◆ WORK TO BE COMPLETED
Scan the records for the string "SHADING" and copy every line that holds it.

◆ EXTRACTED RECORDS
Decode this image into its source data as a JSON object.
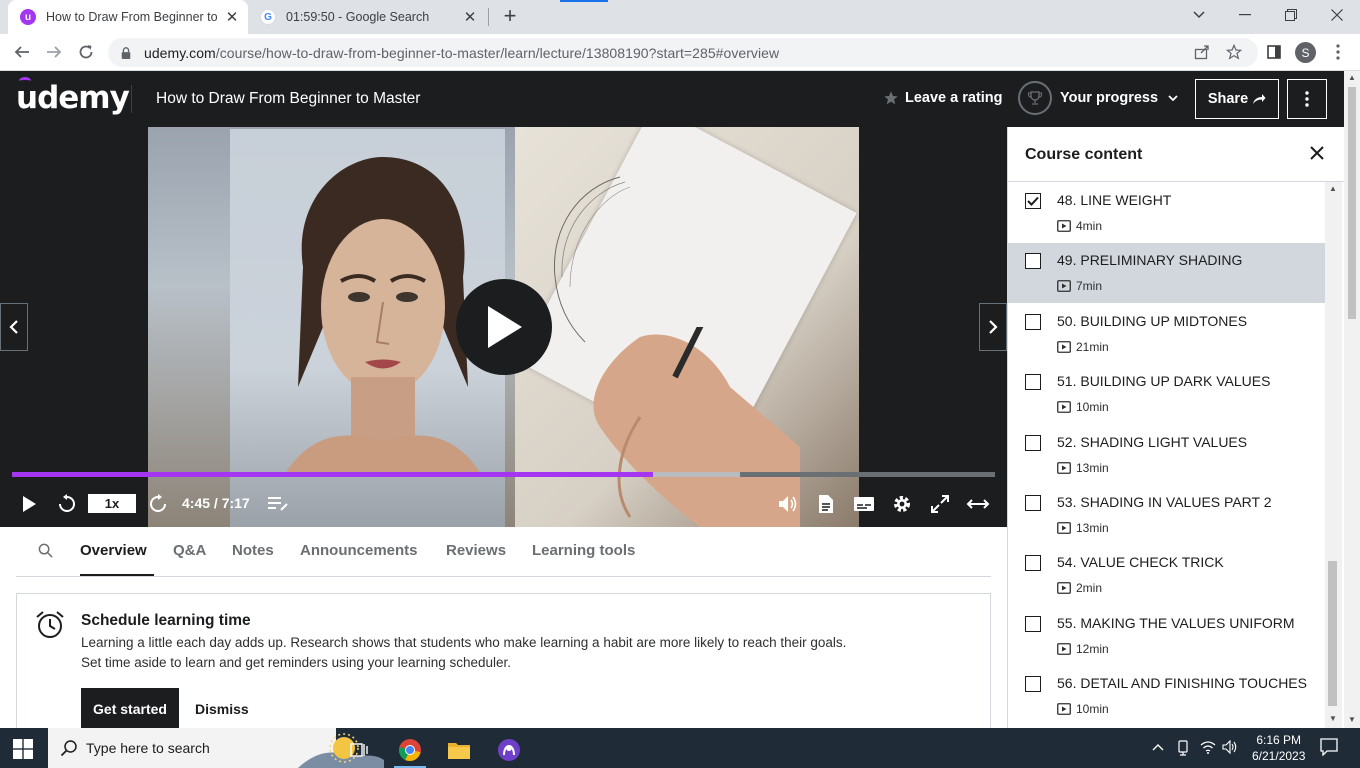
{
  "browser": {
    "tabs": [
      {
        "title": "How to Draw From Beginner to M",
        "active": true
      },
      {
        "title": "01:59:50 - Google Search",
        "active": false
      }
    ],
    "url_host": "udemy.com",
    "url_path": "/course/how-to-draw-from-beginner-to-master/learn/lecture/13808190?start=285#overview",
    "profile_initial": "S"
  },
  "header": {
    "logo": "udemy",
    "course_title": "How to Draw From Beginner to Master",
    "rating_label": "Leave a rating",
    "progress_label": "Your progress",
    "share_label": "Share"
  },
  "player": {
    "speed": "1x",
    "time": "4:45 / 7:17",
    "played_fraction": 0.652,
    "buffered_fraction": 0.741
  },
  "content_tabs": [
    "Overview",
    "Q&A",
    "Notes",
    "Announcements",
    "Reviews",
    "Learning tools"
  ],
  "schedule": {
    "title": "Schedule learning time",
    "line1": "Learning a little each day adds up. Research shows that students who make learning a habit are more likely to reach their goals.",
    "line2": "Set time aside to learn and get reminders using your learning scheduler.",
    "primary": "Get started",
    "secondary": "Dismiss"
  },
  "sidebar": {
    "title": "Course content",
    "lectures": [
      {
        "title": "48. LINE WEIGHT",
        "duration": "4min",
        "checked": true,
        "active": false
      },
      {
        "title": "49. PRELIMINARY SHADING",
        "duration": "7min",
        "checked": false,
        "active": true
      },
      {
        "title": "50. BUILDING UP MIDTONES",
        "duration": "21min",
        "checked": false,
        "active": false
      },
      {
        "title": "51. BUILDING UP DARK VALUES",
        "duration": "10min",
        "checked": false,
        "active": false
      },
      {
        "title": "52. SHADING LIGHT VALUES",
        "duration": "13min",
        "checked": false,
        "active": false
      },
      {
        "title": "53. SHADING IN VALUES PART 2",
        "duration": "13min",
        "checked": false,
        "active": false
      },
      {
        "title": "54. VALUE CHECK TRICK",
        "duration": "2min",
        "checked": false,
        "active": false
      },
      {
        "title": "55. MAKING THE VALUES UNIFORM",
        "duration": "12min",
        "checked": false,
        "active": false
      },
      {
        "title": "56. DETAIL AND FINISHING TOUCHES",
        "duration": "10min",
        "checked": false,
        "active": false
      }
    ]
  },
  "taskbar": {
    "search_placeholder": "Type here to search",
    "time": "6:16 PM",
    "date": "6/21/2023"
  },
  "colors": {
    "udemy_purple": "#a435f0",
    "udemy_dark": "#1c1d1f",
    "taskbar": "#202b38"
  }
}
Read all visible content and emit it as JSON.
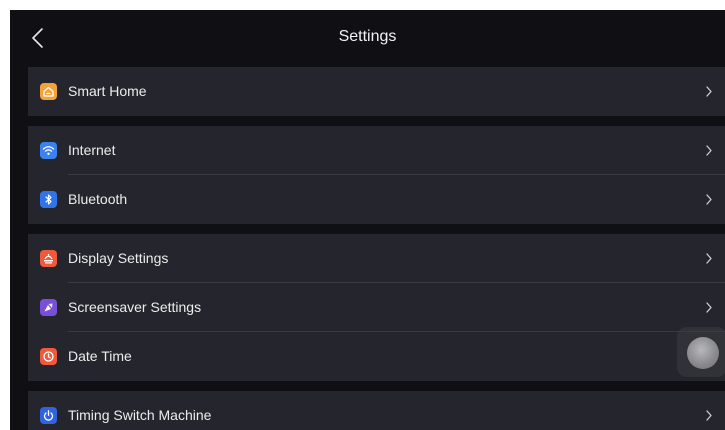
{
  "header": {
    "title": "Settings"
  },
  "groups": [
    {
      "items": [
        {
          "label": "Smart Home",
          "icon": "smart-home-icon",
          "color": "#f4a23a"
        }
      ]
    },
    {
      "items": [
        {
          "label": "Internet",
          "icon": "wifi-icon",
          "color": "#3b82f0"
        },
        {
          "label": "Bluetooth",
          "icon": "bluetooth-icon",
          "color": "#2f74e8"
        }
      ]
    },
    {
      "items": [
        {
          "label": "Display Settings",
          "icon": "display-icon",
          "color": "#ef5b3a"
        },
        {
          "label": "Screensaver Settings",
          "icon": "screensaver-icon",
          "color": "#7a4fd8"
        },
        {
          "label": "Date Time",
          "icon": "clock-icon",
          "color": "#f05a3c"
        }
      ]
    },
    {
      "items": [
        {
          "label": "Timing Switch Machine",
          "icon": "power-icon",
          "color": "#2f63e0"
        }
      ]
    }
  ],
  "colors": {
    "background": "#101014",
    "group_background": "#25262d",
    "text": "#ececec",
    "divider": "#3a3b42"
  }
}
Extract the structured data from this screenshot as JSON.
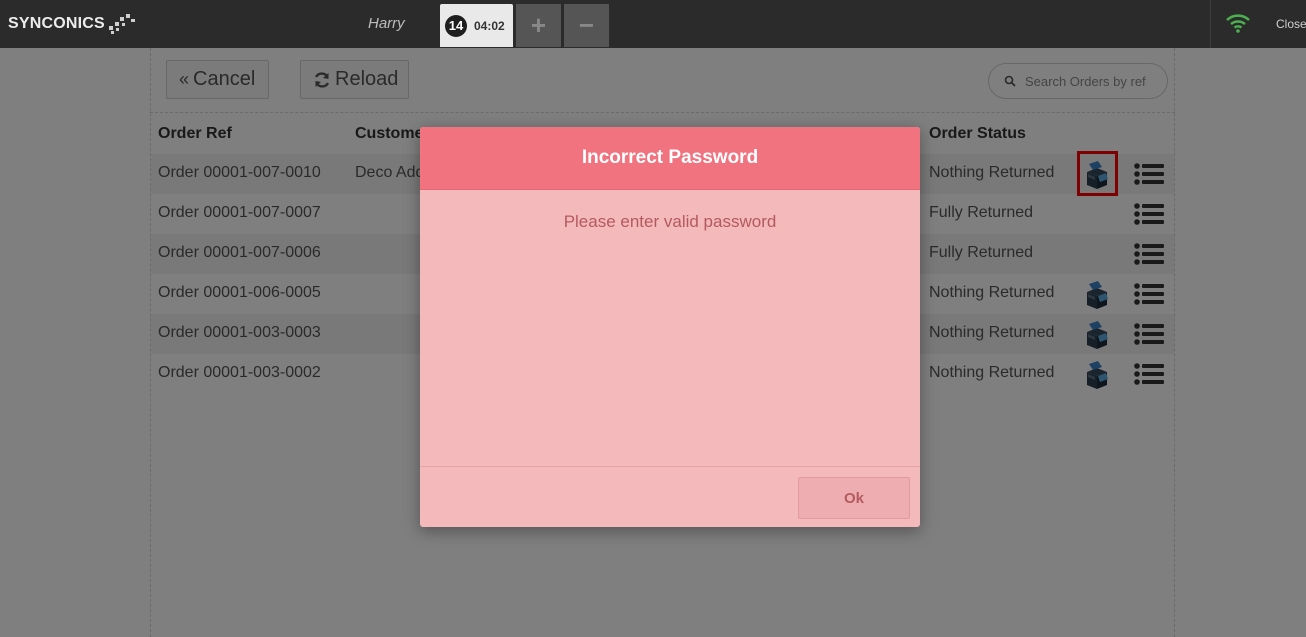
{
  "app": {
    "logo_text": "SYNCONICS",
    "user_name": "Harry",
    "tab_number": "14",
    "tab_time": "04:02",
    "add_label": "+",
    "remove_label": "−",
    "close_label": "Close"
  },
  "toolbar": {
    "cancel_label": "Cancel",
    "reload_label": "Reload",
    "search_placeholder": "Search Orders by ref"
  },
  "table": {
    "headers": {
      "order_ref": "Order Ref",
      "customer": "Custome",
      "order_status": "Order Status"
    },
    "rows": [
      {
        "ref": "Order 00001-007-0010",
        "customer": "Deco Add",
        "status": "Nothing Returned"
      },
      {
        "ref": "Order 00001-007-0007",
        "customer": "",
        "status": "Fully Returned"
      },
      {
        "ref": "Order 00001-007-0006",
        "customer": "",
        "status": "Fully Returned"
      },
      {
        "ref": "Order 00001-006-0005",
        "customer": "",
        "status": "Nothing Returned"
      },
      {
        "ref": "Order 00001-003-0003",
        "customer": "",
        "status": "Nothing Returned"
      },
      {
        "ref": "Order 00001-003-0002",
        "customer": "",
        "status": "Nothing Returned"
      }
    ]
  },
  "modal": {
    "title": "Incorrect Password",
    "message": "Please enter valid password",
    "ok_label": "Ok"
  },
  "colors": {
    "modal_header": "#f0737f",
    "modal_body": "#f4b9bb",
    "highlight": "#ff0000",
    "wifi": "#4caf50"
  }
}
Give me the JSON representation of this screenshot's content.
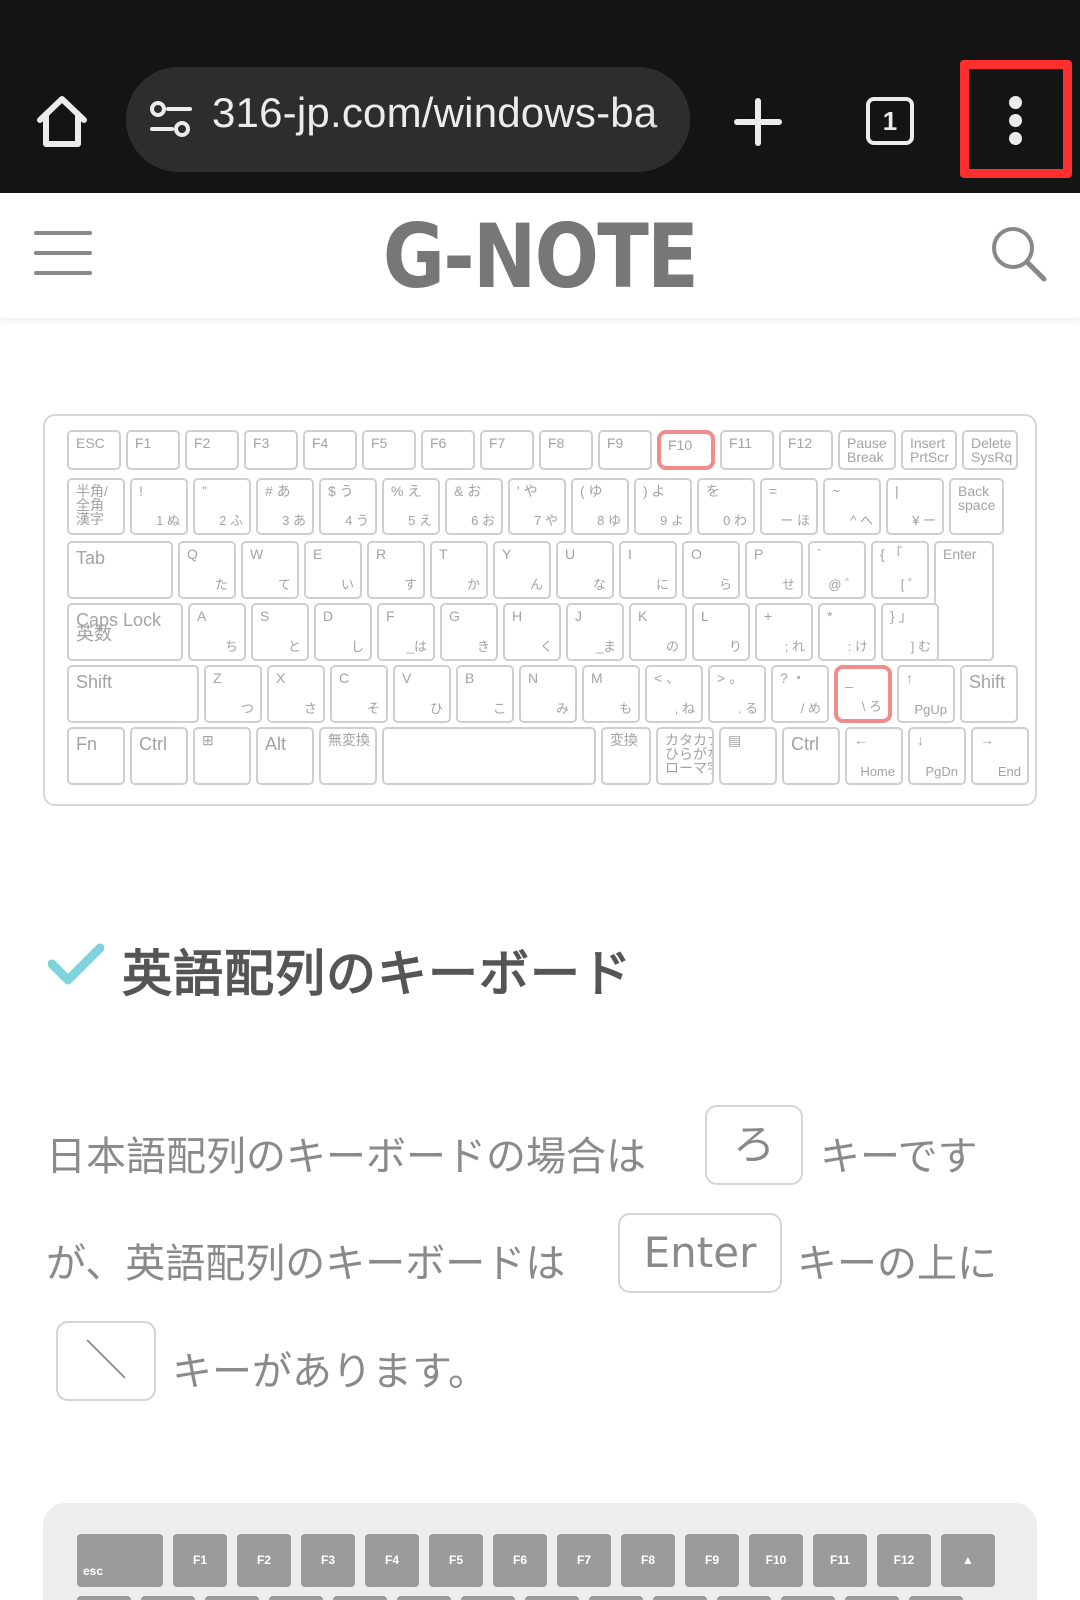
{
  "browser": {
    "url": "316-jp.com/windows-ba",
    "tab_count": "1",
    "icons": {
      "home": "home-icon",
      "site_info": "tune-icon",
      "new_tab": "plus-icon",
      "tabs": "tab-switcher-icon",
      "menu": "more-vert-icon"
    },
    "highlight_color": "#ff2f2f"
  },
  "site": {
    "logo": "G-NOTE",
    "icons": {
      "menu": "hamburger-icon",
      "search": "search-icon"
    }
  },
  "jp_keyboard": {
    "highlight_color": "#f08c8c",
    "rows": [
      [
        [
          "ESC",
          ""
        ],
        [
          "F1",
          ""
        ],
        [
          "F2",
          ""
        ],
        [
          "F3",
          ""
        ],
        [
          "F4",
          ""
        ],
        [
          "F5",
          ""
        ],
        [
          "F6",
          ""
        ],
        [
          "F7",
          ""
        ],
        [
          "F8",
          ""
        ],
        [
          "F9",
          ""
        ],
        [
          "F10",
          ""
        ],
        [
          "F11",
          ""
        ],
        [
          "F12",
          ""
        ],
        [
          "Pause\nBreak",
          ""
        ],
        [
          "Insert\nPrtScr",
          ""
        ],
        [
          "Delete\nSysRq",
          ""
        ]
      ],
      [
        [
          "半角/\n全角\n漢字",
          ""
        ],
        [
          "!",
          "1 ぬ"
        ],
        [
          "\"",
          "2 ふ"
        ],
        [
          "# あ",
          "3 あ"
        ],
        [
          "$ う",
          "4 う"
        ],
        [
          "% え",
          "5 え"
        ],
        [
          "& お",
          "6 お"
        ],
        [
          "' や",
          "7 や"
        ],
        [
          "( ゆ",
          "8 ゆ"
        ],
        [
          ") よ",
          "9 よ"
        ],
        [
          "を",
          "0 わ"
        ],
        [
          "=",
          "ー ほ"
        ],
        [
          "~",
          "^ へ"
        ],
        [
          "|",
          "¥ ー"
        ],
        [
          "Back\nspace",
          ""
        ]
      ],
      [
        [
          "Tab",
          ""
        ],
        [
          "Q",
          "た"
        ],
        [
          "W",
          "て"
        ],
        [
          "E",
          "い"
        ],
        [
          "R",
          "す"
        ],
        [
          "T",
          "か"
        ],
        [
          "Y",
          "ん"
        ],
        [
          "U",
          "な"
        ],
        [
          "I",
          "に"
        ],
        [
          "O",
          "ら"
        ],
        [
          "P",
          "せ"
        ],
        [
          "`",
          "@ ゛"
        ],
        [
          "{ 「",
          "[ ゜"
        ],
        [
          "Enter",
          ""
        ]
      ],
      [
        [
          "Caps Lock\n英数",
          ""
        ],
        [
          "A",
          "ち"
        ],
        [
          "S",
          "と"
        ],
        [
          "D",
          "し"
        ],
        [
          "F",
          "_は"
        ],
        [
          "G",
          "き"
        ],
        [
          "H",
          "く"
        ],
        [
          "J",
          "_ま"
        ],
        [
          "K",
          "の"
        ],
        [
          "L",
          "り"
        ],
        [
          "+",
          "; れ"
        ],
        [
          "*",
          ": け"
        ],
        [
          "} 」",
          "] む"
        ]
      ],
      [
        [
          "Shift",
          ""
        ],
        [
          "Z",
          "つ"
        ],
        [
          "X",
          "さ"
        ],
        [
          "C",
          "そ"
        ],
        [
          "V",
          "ひ"
        ],
        [
          "B",
          "こ"
        ],
        [
          "N",
          "み"
        ],
        [
          "M",
          "も"
        ],
        [
          "< 、",
          ", ね"
        ],
        [
          "> 。",
          ". る"
        ],
        [
          "? ・",
          "/ め"
        ],
        [
          "_",
          "\\ ろ"
        ],
        [
          "↑",
          "PgUp"
        ],
        [
          "Shift",
          ""
        ]
      ],
      [
        [
          "Fn",
          ""
        ],
        [
          "Ctrl",
          ""
        ],
        [
          "⊞",
          ""
        ],
        [
          "Alt",
          ""
        ],
        [
          "無変換",
          ""
        ],
        [
          "",
          ""
        ],
        [
          "変換",
          ""
        ],
        [
          "カタカナ\nひらがな\nローマ字",
          ""
        ],
        [
          "▤",
          ""
        ],
        [
          "Ctrl",
          ""
        ],
        [
          "←",
          "Home"
        ],
        [
          "↓",
          "PgDn"
        ],
        [
          "→",
          "End"
        ]
      ]
    ]
  },
  "heading": {
    "text": "英語配列のキーボード",
    "icon": "check-icon",
    "icon_color": "#7fd3dc"
  },
  "paragraph": {
    "l1_a": "日本語配列のキーボードの場合は",
    "key1": "ろ",
    "l1_b": "キーです",
    "l2_a": "が、英語配列のキーボードは",
    "key2": "Enter",
    "l2_b": "キーの上に",
    "key3": "＼",
    "l3_b": "キーがあります。"
  },
  "us_keyboard": {
    "keys": [
      "esc",
      "F1",
      "F2",
      "F3",
      "F4",
      "F5",
      "F6",
      "F7",
      "F8",
      "F9",
      "F10",
      "F11",
      "F12",
      "▲"
    ]
  }
}
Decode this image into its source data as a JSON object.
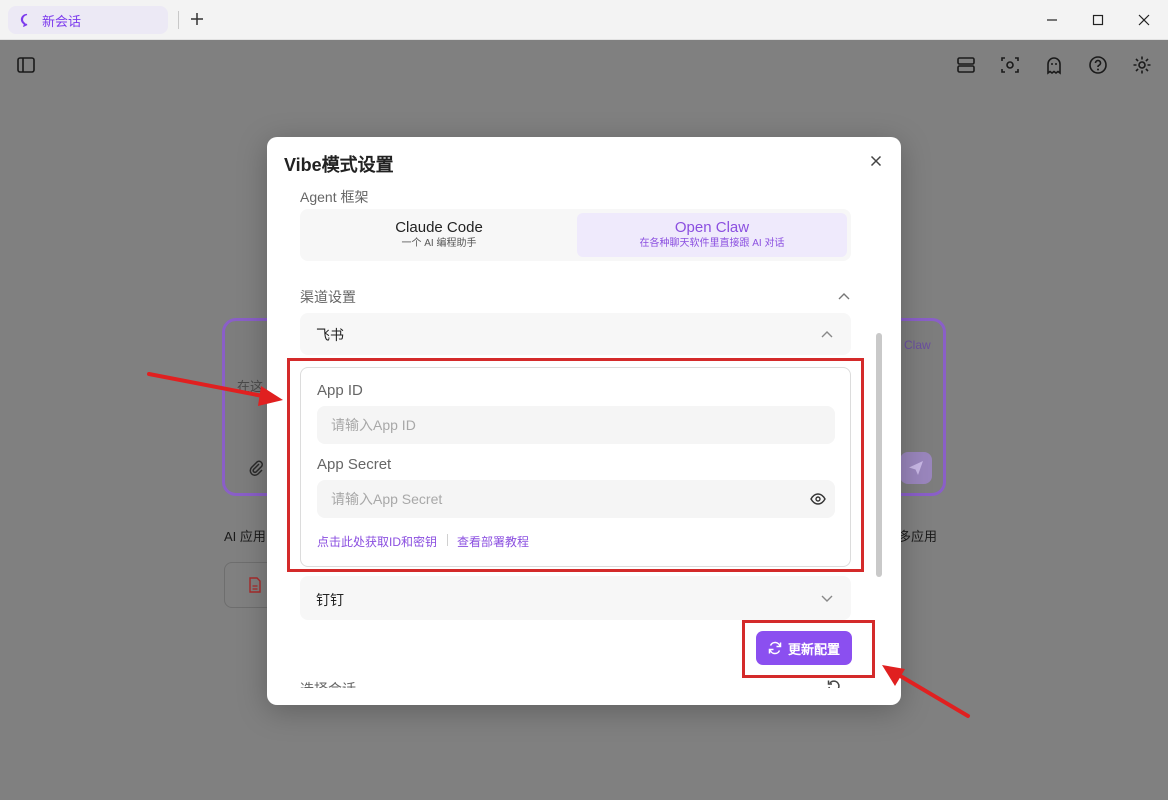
{
  "tab": {
    "title": "新会话",
    "chat_icon": "chat-bubble-icon",
    "new_tab_icon": "plus-icon"
  },
  "window_controls": [
    "minimize-icon",
    "maximize-icon",
    "close-icon"
  ],
  "toolbar_icons": [
    "sidebar-toggle-icon",
    "server-icon",
    "scan-icon",
    "ghost-icon",
    "help-icon",
    "settings-icon"
  ],
  "background": {
    "input_hint": "在这",
    "app_label_left": "AI 应用",
    "app_label_right": "多应用",
    "claw_label": "Claw"
  },
  "modal": {
    "title": "Vibe模式设置",
    "agent_framework_label": "Agent 框架",
    "options": [
      {
        "title": "Claude Code",
        "subtitle": "一个 AI 编程助手",
        "active": false
      },
      {
        "title": "Open Claw",
        "subtitle": "在各种聊天软件里直接跟 AI 对话",
        "active": true
      }
    ],
    "channel_settings_label": "渠道设置",
    "feishu": {
      "title": "飞书",
      "app_id_label": "App ID",
      "app_id_placeholder": "请输入App ID",
      "app_secret_label": "App Secret",
      "app_secret_placeholder": "请输入App Secret",
      "link_get_id": "点击此处获取ID和密钥",
      "link_tutorial": "查看部署教程"
    },
    "dingtalk": {
      "title": "钉钉"
    },
    "update_button": "更新配置",
    "partial_section_label": "选择会话"
  },
  "colors": {
    "accent": "#8b4ff0",
    "annotation_red": "#d42a2a",
    "overlay": "#808080"
  }
}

◆ EXERCISE RESULT
        "title": "49. PRELIMINARY SHADING",
        "title": "52. SHADING LIGHT VALUES",
        "title": "53. SHADING IN VALUES PART 2",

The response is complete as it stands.